*** Input data

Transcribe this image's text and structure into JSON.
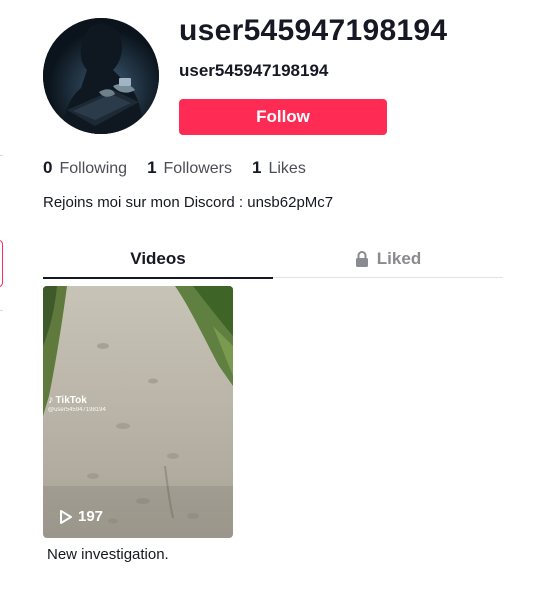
{
  "profile": {
    "title": "user545947198194",
    "subtitle": "user545947198194",
    "follow_label": "Follow",
    "bio": "Rejoins moi sur mon Discord : unsb62pMc7"
  },
  "stats": {
    "following": {
      "count": "0",
      "label": "Following"
    },
    "followers": {
      "count": "1",
      "label": "Followers"
    },
    "likes": {
      "count": "1",
      "label": "Likes"
    }
  },
  "tabs": [
    {
      "label": "Videos",
      "active": true
    },
    {
      "label": "Liked",
      "active": false,
      "icon": "lock-icon"
    }
  ],
  "videos": [
    {
      "views": "197",
      "caption": "New investigation.",
      "watermark": {
        "brand": "TikTok",
        "user": "@user545947198194"
      }
    }
  ],
  "colors": {
    "accent": "#fe2c55",
    "text": "#161823",
    "muted": "#8a8b91"
  }
}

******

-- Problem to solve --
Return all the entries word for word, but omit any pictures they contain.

-- Problem solution --
Transcribe this image's text and structure into JSON.
{
  "profile": {
    "title": "user545947198194",
    "subtitle": "user545947198194",
    "follow_label": "Follow",
    "bio": "Rejoins moi sur mon Discord : unsb62pMc7"
  },
  "stats": {
    "following": {
      "count": "0",
      "label": "Following"
    },
    "followers": {
      "count": "1",
      "label": "Followers"
    },
    "likes": {
      "count": "1",
      "label": "Likes"
    }
  },
  "tabs": [
    {
      "label": "Videos",
      "active": true
    },
    {
      "label": "Liked",
      "active": false,
      "icon": "lock-icon"
    }
  ],
  "videos": [
    {
      "views": "197",
      "caption": "New investigation.",
      "watermark": {
        "brand": "TikTok",
        "user": "@user545947198194"
      }
    }
  ],
  "colors": {
    "accent": "#fe2c55",
    "text": "#161823",
    "muted": "#8a8b91"
  }
}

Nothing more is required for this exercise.